The casino on the Pacific island of Tinian, one of the Northern Mariana Islands, has been shuttered since 2015 when it was hit with a $75 million fine by the US Financial Crimes Enforcement Network (FinCEN) for anti-money laundering violations, the largest ever such fine imposed. The Northern Marianas are collectively an unincorporated US territory.
Trouble in Paradise
In his letter to District Court for NMI Magistrate Judge Heather L. Kennedy, Tinian Dynasty Chairman Chan Chun Wai said his company’s liabilities now exceeded $250 million, excluding the $75 FinCEN million fine, and that figure is growing each day due to interest and late payments.
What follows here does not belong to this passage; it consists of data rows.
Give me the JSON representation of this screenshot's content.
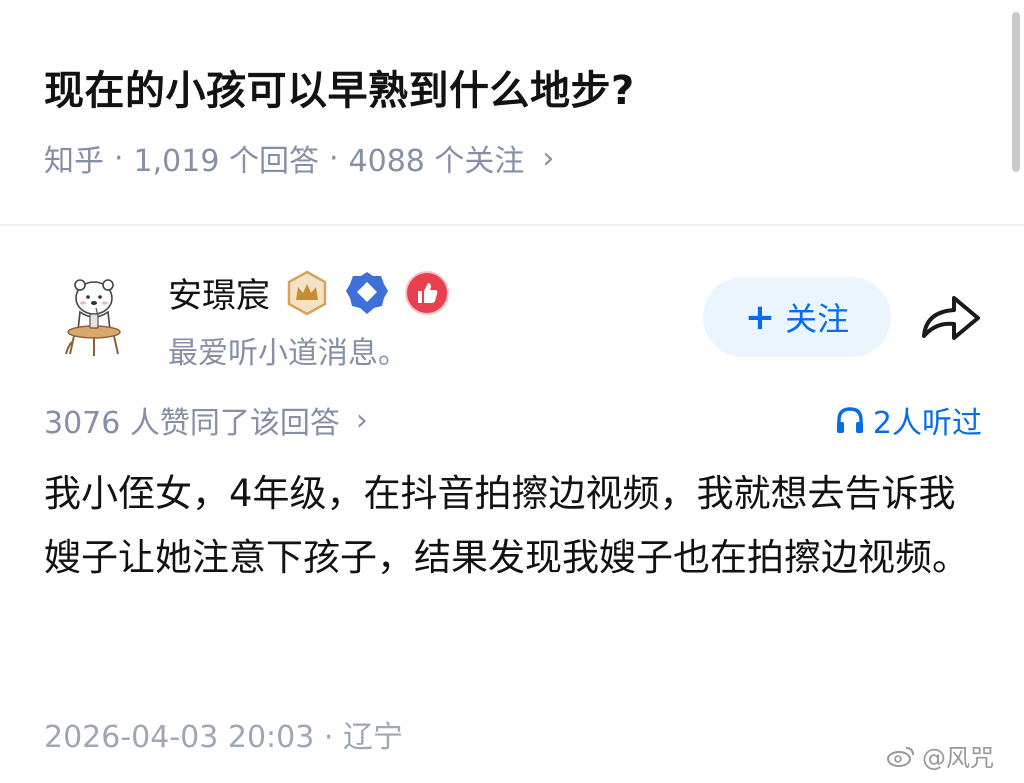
{
  "question": {
    "title": "现在的小孩可以早熟到什么地步?",
    "source": "知乎",
    "separator": "·",
    "answers": "1,019 个回答",
    "follows": "4088 个关注",
    "chevron": "›"
  },
  "author": {
    "name": "安璟宸",
    "bio": "最爱听小道消息。",
    "badges": [
      "crown-badge",
      "diamond-badge",
      "thumbs-up-badge"
    ],
    "follow_label": "+ 关注",
    "follow_plus": "+",
    "follow_text": "关注"
  },
  "answer": {
    "votes": "3076 人赞同了该回答",
    "listen": "2人听过",
    "body": "我小侄女，4年级，在抖音拍擦边视频，我就想去告诉我嫂子让她注意下孩子，结果发现我嫂子也在拍擦边视频。",
    "time": "2026-04-03 20:03 · 辽宁"
  },
  "watermark": "@风咒",
  "colors": {
    "accent": "#056de8",
    "follow_bg": "#ebf5ff",
    "meta_gray": "#8590a6"
  }
}
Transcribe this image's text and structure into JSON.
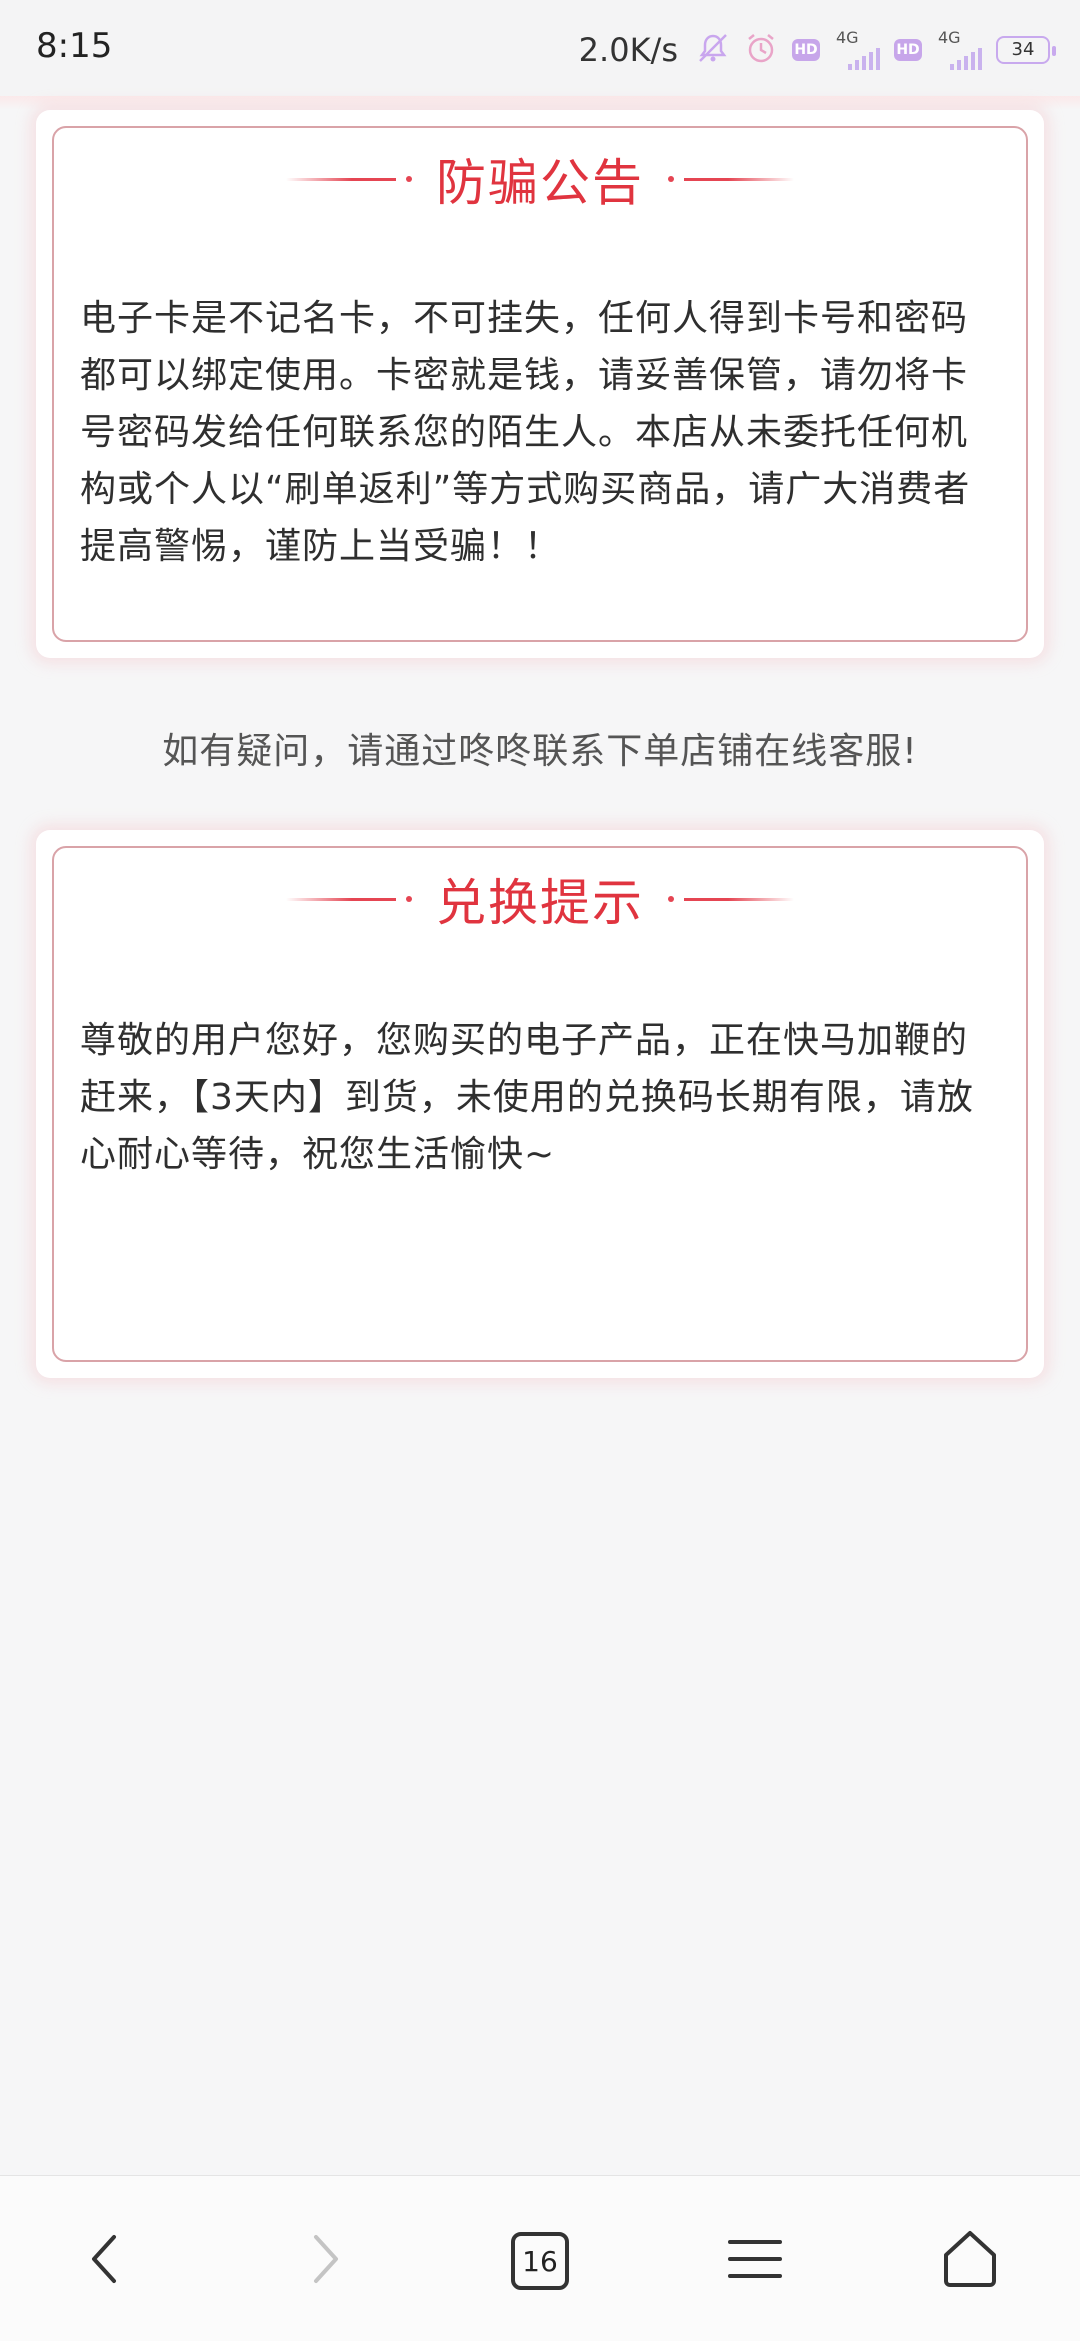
{
  "status_bar": {
    "time": "8:15",
    "net_speed": "2.0K/s",
    "sim1_tech": "4G",
    "sim2_tech": "4G",
    "hd_label": "HD",
    "battery_level": "34",
    "icons": [
      "bell-muted-icon",
      "alarm-icon",
      "hd-icon",
      "signal-icon",
      "hd-icon",
      "signal-icon",
      "battery-icon"
    ]
  },
  "anti_fraud": {
    "title": "防骗公告",
    "body": "电子卡是不记名卡，不可挂失，任何人得到卡号和密码都可以绑定使用。卡密就是钱，请妥善保管，请勿将卡号密码发给任何联系您的陌生人。本店从未委托任何机构或个人以“刷单返利”等方式购买商品，请广大消费者提高警惕，谨防上当受骗！！"
  },
  "help_notice": "如有疑问，请通过咚咚联系下单店铺在线客服!",
  "exchange_tip": {
    "title": "兑换提示",
    "body": "尊敬的用户您好，您购买的电子产品，正在快马加鞭的赶来，【3天内】到货，未使用的兑换码长期有限，请放心耐心等待，祝您生活愉快~"
  },
  "bottom_nav": {
    "tab_count": "16",
    "items": [
      "back-icon",
      "forward-icon",
      "tabs-icon",
      "menu-icon",
      "home-icon"
    ]
  },
  "colors": {
    "accent": "#e0343f",
    "card_border": "#d9a3a8",
    "background": "#f6f6f7"
  }
}
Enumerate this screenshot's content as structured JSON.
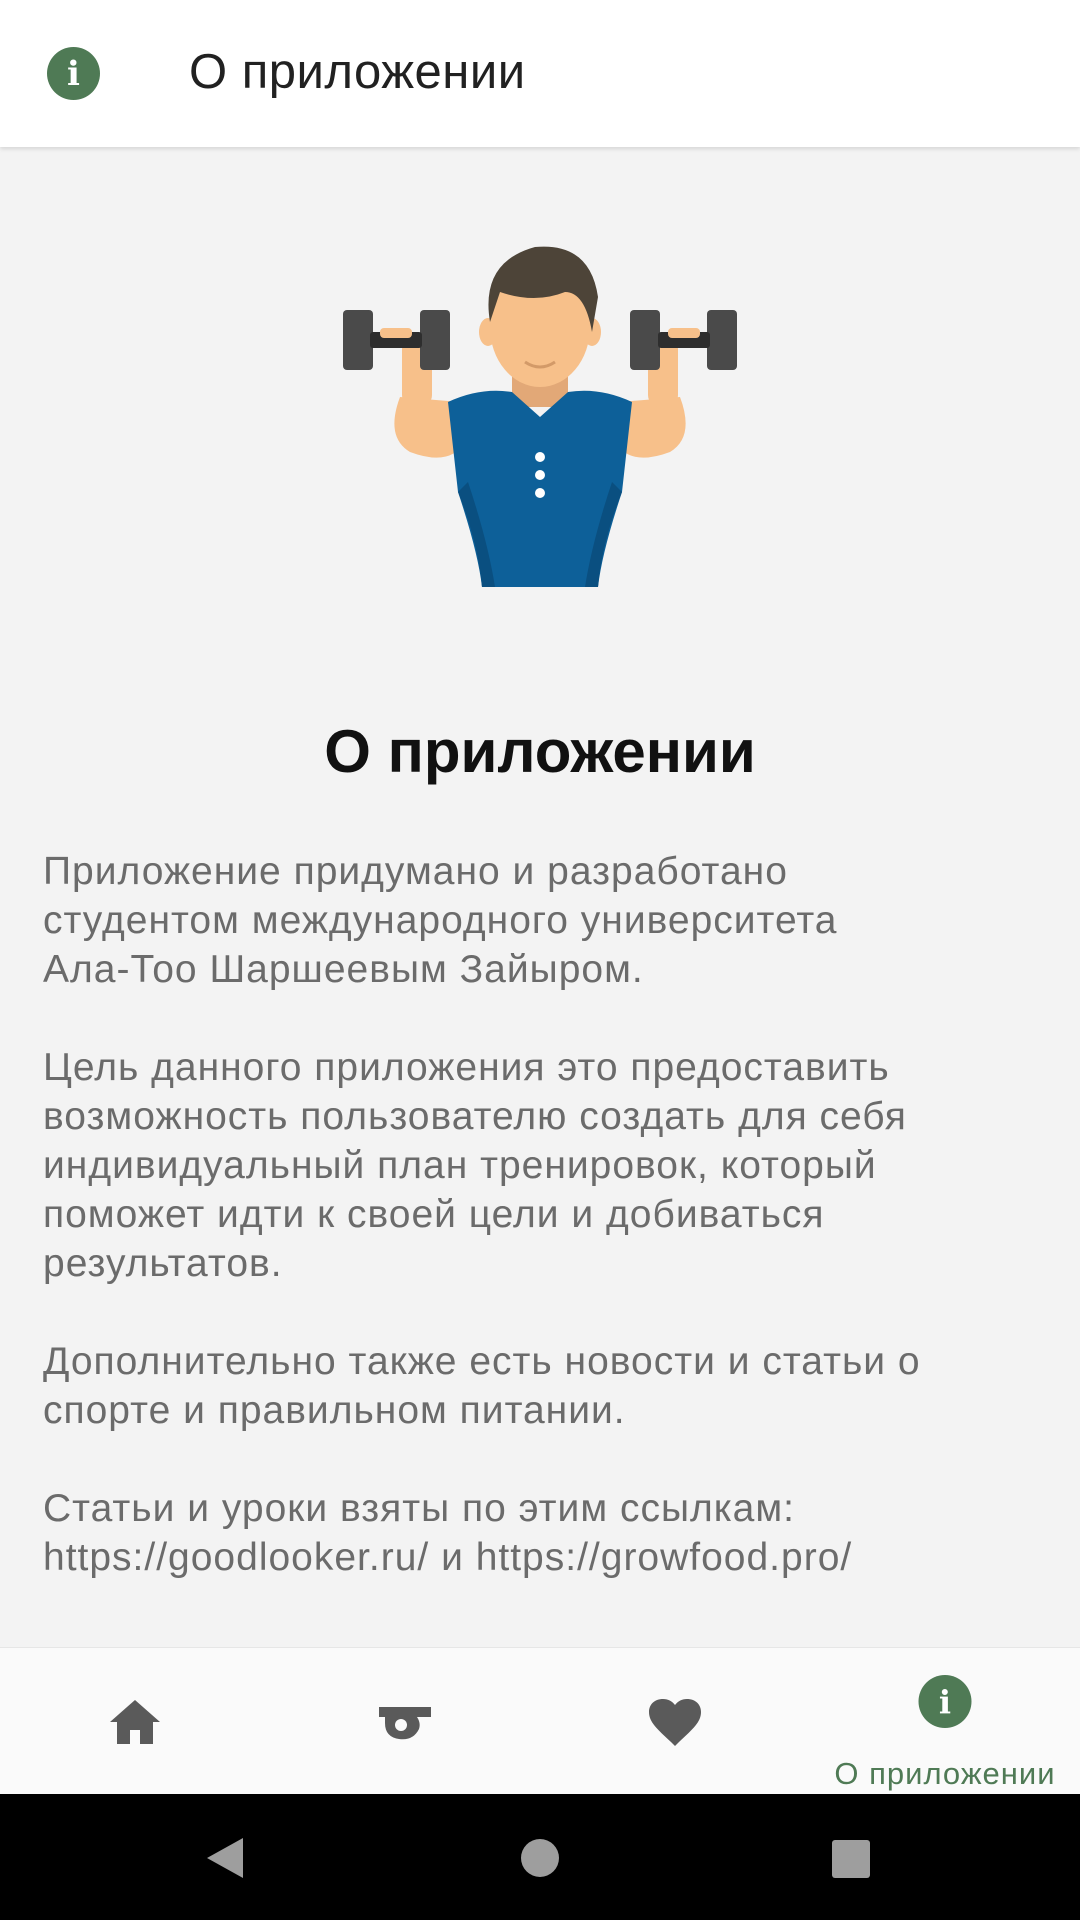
{
  "appbar": {
    "title": "О приложении",
    "icon": "info-icon"
  },
  "content": {
    "illustration": "man-with-dumbbells-illustration",
    "heading": "О приложении",
    "paragraphs": [
      "Приложение придумано и разработано\nстудентом международного университета\nАла-Тоо Шаршеевым Зайыром.",
      "Цель данного приложения это предоставить\nвозможность пользователю создать для себя\nиндивидуальный план тренировок, который\nпоможет идти к своей цели и добиваться\nрезультатов.",
      "Дополнительно также есть новости и статьи о\nспорте и правильном питании.",
      "Статьи и уроки взяты по этим ссылкам:\nhttps://goodlooker.ru/ и https://growfood.pro/"
    ]
  },
  "bottom_nav": {
    "items": [
      {
        "icon": "home-icon",
        "label": ""
      },
      {
        "icon": "whistle-icon",
        "label": ""
      },
      {
        "icon": "heart-icon",
        "label": ""
      },
      {
        "icon": "info-icon",
        "label": "О приложении",
        "active": true
      }
    ]
  },
  "system_nav": {
    "buttons": [
      "back-icon",
      "home-circle-icon",
      "recents-icon"
    ]
  },
  "colors": {
    "accent": "#4f7a55",
    "nav_icon": "#5a5a5a",
    "text": "#6b6b6b",
    "shirt": "#0d6099",
    "skin": "#f7c08a"
  }
}
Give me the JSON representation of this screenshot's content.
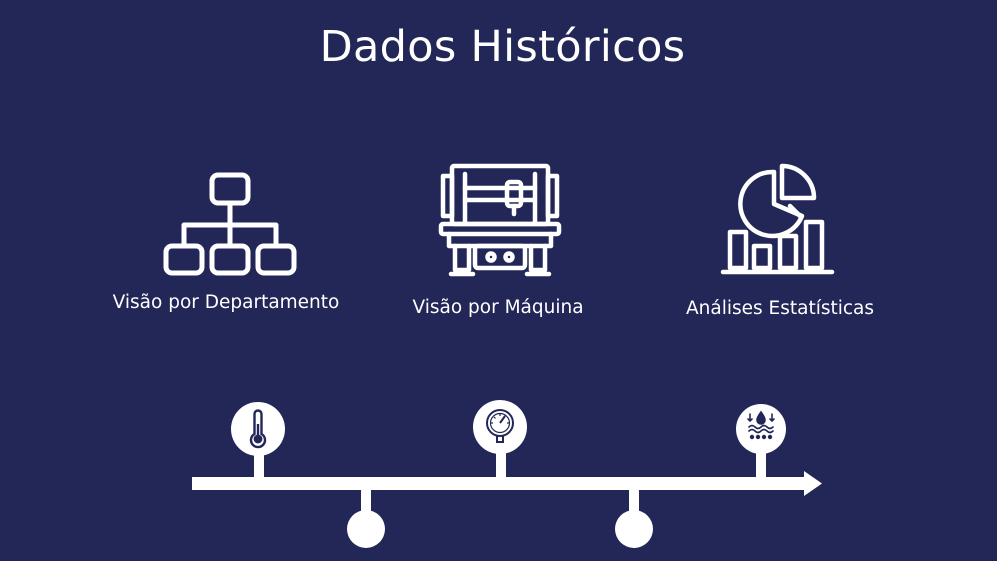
{
  "page": {
    "title": "Dados Históricos"
  },
  "nav_cards": [
    {
      "id": "departamento",
      "label": "Visão por Departamento",
      "icon": "org-chart-icon"
    },
    {
      "id": "maquina",
      "label": "Visão por Máquina",
      "icon": "cnc-machine-icon"
    },
    {
      "id": "estatisticas",
      "label": "Análises Estatísticas",
      "icon": "statistics-chart-icon"
    }
  ],
  "timeline": {
    "markers": [
      {
        "icon": "thermometer-icon"
      },
      {
        "icon": "pressure-gauge-icon"
      },
      {
        "icon": "water-level-icon"
      }
    ]
  },
  "colors": {
    "background": "#232757",
    "foreground": "#ffffff"
  }
}
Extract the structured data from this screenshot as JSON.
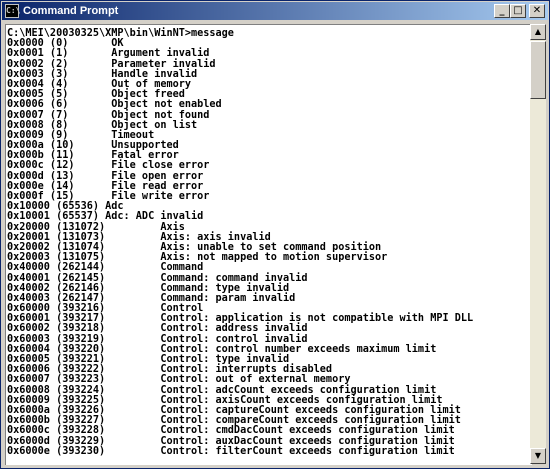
{
  "window": {
    "title": "Command Prompt",
    "icon": "cmd-icon",
    "controls": {
      "minimize": "_",
      "maximize": "□",
      "close": "✕"
    }
  },
  "console": {
    "lines": [
      "C:\\MEI\\20030325\\XMP\\bin\\WinNT>message",
      "0x0000 (0)       OK",
      "0x0001 (1)       Argument invalid",
      "0x0002 (2)       Parameter invalid",
      "0x0003 (3)       Handle invalid",
      "0x0004 (4)       Out of memory",
      "0x0005 (5)       Object freed",
      "0x0006 (6)       Object not enabled",
      "0x0007 (7)       Object not found",
      "0x0008 (8)       Object on list",
      "0x0009 (9)       Timeout",
      "0x000a (10)      Unsupported",
      "0x000b (11)      Fatal error",
      "0x000c (12)      File close error",
      "0x000d (13)      File open error",
      "0x000e (14)      File read error",
      "0x000f (15)      File write error",
      "0x10000 (65536) Adc",
      "0x10001 (65537) Adc: ADC invalid",
      "0x20000 (131072)         Axis",
      "0x20001 (131073)         Axis: axis invalid",
      "0x20002 (131074)         Axis: unable to set command position",
      "0x20003 (131075)         Axis: not mapped to motion supervisor",
      "0x40000 (262144)         Command",
      "0x40001 (262145)         Command: command invalid",
      "0x40002 (262146)         Command: type invalid",
      "0x40003 (262147)         Command: param invalid",
      "0x60000 (393216)         Control",
      "0x60001 (393217)         Control: application is not compatible with MPI DLL",
      "0x60002 (393218)         Control: address invalid",
      "0x60003 (393219)         Control: control invalid",
      "0x60004 (393220)         Control: control number exceeds maximum limit",
      "0x60005 (393221)         Control: type invalid",
      "0x60006 (393222)         Control: interrupts disabled",
      "0x60007 (393223)         Control: out of external memory",
      "0x60008 (393224)         Control: adcCount exceeds configuration limit",
      "0x60009 (393225)         Control: axisCount exceeds configuration limit",
      "0x6000a (393226)         Control: captureCount exceeds configuration limit",
      "0x6000b (393227)         Control: compareCount exceeds configuration limit",
      "0x6000c (393228)         Control: cmdDacCount exceeds configuration limit",
      "0x6000d (393229)         Control: auxDacCount exceeds configuration limit",
      "0x6000e (393230)         Control: filterCount exceeds configuration limit"
    ]
  },
  "scrollbar": {
    "up_arrow": "▲",
    "down_arrow": "▼"
  }
}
We ran out of money and cannot pay…the departments of government, the staff, the suppliers, the shareholders or the attorney we used to hire. As we cannot pay our attorney, he [has] withdrawn…and we cannot find another one to represent us,” he wrote.
Chan said that creditors’ attorneys were attempting to “take advantage of us because we have no money to hire a legal representative” and he offered to “come forward to explain in person before the judge without an attorney.”
$75 Million Albatross
In 2015, FinCEN found that the Tinian Dynasty was guilty of “willful and egregious” AML violations. Casinos are required to file currency transaction reports (CTRs) on all transactions over $10,000, but investigators discovered thousands of unfiled CTRs on the casino’s premises. They also established that casino employees would routinely instruct customers on the most efficient methods to avoid the scrutiny of law enforcement.
“Tinian Dynasty didn’t just fail to file a few reports,” said then FinCEN director Jennifer Shasky Calvery. “The casino operated for years without an AML program in place. It failed to file thousands of CTRs and its management willfully facilitated suspicious transactions and even provided helpful hints for skirting and avoiding the laws in the US and overseas. Tinian Dynasty’s actions presented a real threat to the financial integrity of the region and the US financial system.”
In January, the Saipan Tribune reported that a group of investors had inspected the shuttered property, but prospective buyers are unwilling to take it on because of the $75 million albatross hanging round its neck.
But while the island’s largest hotel remains closed, its tourist industry is suffering. Officials on the island hope they can negotiate a settlement with the US government that will make the property a more palatable investment opportunity.